Extensive Research Leads One New Jersey School to Use Hebrew in Harmony
When educators at Congregation M'kor Shalom in Cherry Hill, New Jersey, decided to change the school's Hebrew program, the first thing they did was to get organized.
"We think we teach the right thing at the right time but wanted to shake things up a bit," says Education Director Merle Steinberg. "We spent three months doing the research and work to make sure we knew all of our options."
Steinberg wanted more depth to the lessons, as well as options for flexibility and digital learning, to accommodate their changing student population. and her education committee set out to research the options. Their research ran the gamut, from schools with distance learning formats and those with traditional models to pilot programs where teachers go to student homes. "We looked at every modality and curriculum, trying to find what will truly work for us," Steinberg says
During that time, Hebrew in Harmony, the music-based prayer curriculum for grades 4-6, landed on her desk in the Golem Express package and Steinberg initially gave it to her music director. It didn't take long for them to realize it was a prayer curriculum with music, much of which they're using already. "The rabbi, cantor, and I were blown away by it."
They reached out to a large congregation in Atlanta, which plans to roll out Hebrew in Harmony this fall, to learn from their planning process, finding them through the Hebrew in Harmony Facebook group. That research and those conversations cemented Steinberg and her colleagues' initial impressions that the program was a right fit for them.
"We want to have all modalities possible. We want children to feel like they own a prayer. How do I feel when I hear it?" Steinberg says. "Hebrew in Harmony makes kids get involved in their learning."

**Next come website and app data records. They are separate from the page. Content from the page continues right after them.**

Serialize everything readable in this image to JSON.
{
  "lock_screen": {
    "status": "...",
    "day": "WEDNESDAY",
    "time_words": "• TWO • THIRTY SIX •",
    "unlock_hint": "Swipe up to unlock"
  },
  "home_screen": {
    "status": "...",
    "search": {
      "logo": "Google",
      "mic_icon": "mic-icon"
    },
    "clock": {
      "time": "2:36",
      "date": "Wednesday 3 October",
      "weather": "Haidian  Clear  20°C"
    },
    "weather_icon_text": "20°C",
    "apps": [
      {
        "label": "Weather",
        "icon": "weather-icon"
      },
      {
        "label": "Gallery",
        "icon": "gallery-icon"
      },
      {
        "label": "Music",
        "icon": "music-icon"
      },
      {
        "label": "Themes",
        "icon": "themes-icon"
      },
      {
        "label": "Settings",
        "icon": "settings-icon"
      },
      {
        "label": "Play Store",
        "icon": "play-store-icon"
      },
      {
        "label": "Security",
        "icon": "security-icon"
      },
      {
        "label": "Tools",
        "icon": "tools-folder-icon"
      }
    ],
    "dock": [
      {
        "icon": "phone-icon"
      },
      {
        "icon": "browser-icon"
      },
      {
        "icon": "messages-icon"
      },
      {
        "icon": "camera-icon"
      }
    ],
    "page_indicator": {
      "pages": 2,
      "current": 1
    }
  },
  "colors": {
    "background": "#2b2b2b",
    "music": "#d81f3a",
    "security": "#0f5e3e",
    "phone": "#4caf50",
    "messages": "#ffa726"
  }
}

Hebrew in Harmony comes with three complete lesson plans for each of the prayer modules, something that appealed to the school, which has many young part-time teachers who don't often have time to develop comprehensive plans.
The digital companion also appealed to both Congregation M'kor Shalom teachers and students. Students at every grade level tested it in March, giving it a thumbs up. "They just took to it immediately," Steinberg says. The tipping point came when a congregant donated 20 computers to the school, making use of the digital elements possible during class.
"The stars just aligned for us," says Steinberg. The school plans to introduce Hebrew in Harmony to its students beginning in September.